-- MATERIAL PROVIDED follows --

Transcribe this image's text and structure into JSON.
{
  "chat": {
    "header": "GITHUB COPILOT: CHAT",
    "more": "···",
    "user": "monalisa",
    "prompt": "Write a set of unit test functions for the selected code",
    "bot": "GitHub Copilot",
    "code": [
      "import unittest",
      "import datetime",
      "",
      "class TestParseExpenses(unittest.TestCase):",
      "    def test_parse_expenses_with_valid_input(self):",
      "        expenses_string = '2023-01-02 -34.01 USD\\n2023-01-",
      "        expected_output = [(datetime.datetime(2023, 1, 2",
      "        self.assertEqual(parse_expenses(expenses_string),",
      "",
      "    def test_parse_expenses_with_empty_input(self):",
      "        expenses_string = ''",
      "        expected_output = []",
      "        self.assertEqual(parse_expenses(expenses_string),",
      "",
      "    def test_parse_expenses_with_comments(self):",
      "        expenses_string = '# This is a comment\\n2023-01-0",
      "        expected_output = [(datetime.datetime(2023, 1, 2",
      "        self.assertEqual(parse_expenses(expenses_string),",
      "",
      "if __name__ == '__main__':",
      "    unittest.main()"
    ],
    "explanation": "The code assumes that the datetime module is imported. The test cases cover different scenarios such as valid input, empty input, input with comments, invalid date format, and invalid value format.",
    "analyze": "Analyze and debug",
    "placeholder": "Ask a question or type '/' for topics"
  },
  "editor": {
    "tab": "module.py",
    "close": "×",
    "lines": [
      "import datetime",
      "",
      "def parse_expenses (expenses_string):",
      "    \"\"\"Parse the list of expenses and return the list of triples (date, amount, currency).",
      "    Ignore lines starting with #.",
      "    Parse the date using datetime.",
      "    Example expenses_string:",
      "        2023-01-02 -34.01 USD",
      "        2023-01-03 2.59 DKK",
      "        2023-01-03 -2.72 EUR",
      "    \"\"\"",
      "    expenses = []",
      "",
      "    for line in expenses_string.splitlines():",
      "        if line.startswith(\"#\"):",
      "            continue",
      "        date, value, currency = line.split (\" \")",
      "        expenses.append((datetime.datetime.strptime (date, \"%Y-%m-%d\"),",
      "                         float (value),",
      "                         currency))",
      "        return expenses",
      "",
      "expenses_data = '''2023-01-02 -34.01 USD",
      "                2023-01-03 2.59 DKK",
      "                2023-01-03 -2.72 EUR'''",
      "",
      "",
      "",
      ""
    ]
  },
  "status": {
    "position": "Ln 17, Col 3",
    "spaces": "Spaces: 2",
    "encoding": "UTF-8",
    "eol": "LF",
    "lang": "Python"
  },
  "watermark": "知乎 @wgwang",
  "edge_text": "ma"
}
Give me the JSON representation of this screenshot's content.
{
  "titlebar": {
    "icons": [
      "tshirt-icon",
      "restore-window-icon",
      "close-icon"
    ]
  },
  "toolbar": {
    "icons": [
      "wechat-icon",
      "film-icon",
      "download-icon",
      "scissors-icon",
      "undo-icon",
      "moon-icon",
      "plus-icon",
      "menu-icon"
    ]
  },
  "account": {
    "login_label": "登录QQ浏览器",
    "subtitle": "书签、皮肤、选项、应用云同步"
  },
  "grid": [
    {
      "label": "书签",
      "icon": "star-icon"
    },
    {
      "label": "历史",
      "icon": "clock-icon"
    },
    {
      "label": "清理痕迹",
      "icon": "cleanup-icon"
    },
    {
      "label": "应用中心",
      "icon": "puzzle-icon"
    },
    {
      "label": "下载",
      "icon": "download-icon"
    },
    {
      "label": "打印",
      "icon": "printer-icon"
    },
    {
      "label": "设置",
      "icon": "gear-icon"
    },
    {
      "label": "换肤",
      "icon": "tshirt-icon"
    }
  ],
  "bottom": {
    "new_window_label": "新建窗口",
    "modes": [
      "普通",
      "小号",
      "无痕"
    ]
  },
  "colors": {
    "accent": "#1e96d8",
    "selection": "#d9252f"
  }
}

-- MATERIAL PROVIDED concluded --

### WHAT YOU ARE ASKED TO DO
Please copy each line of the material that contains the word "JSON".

### WRITTEN SOLUTION
Transcribe this image's text and structure into JSON.
Give me the JSON representation of this screenshot's content.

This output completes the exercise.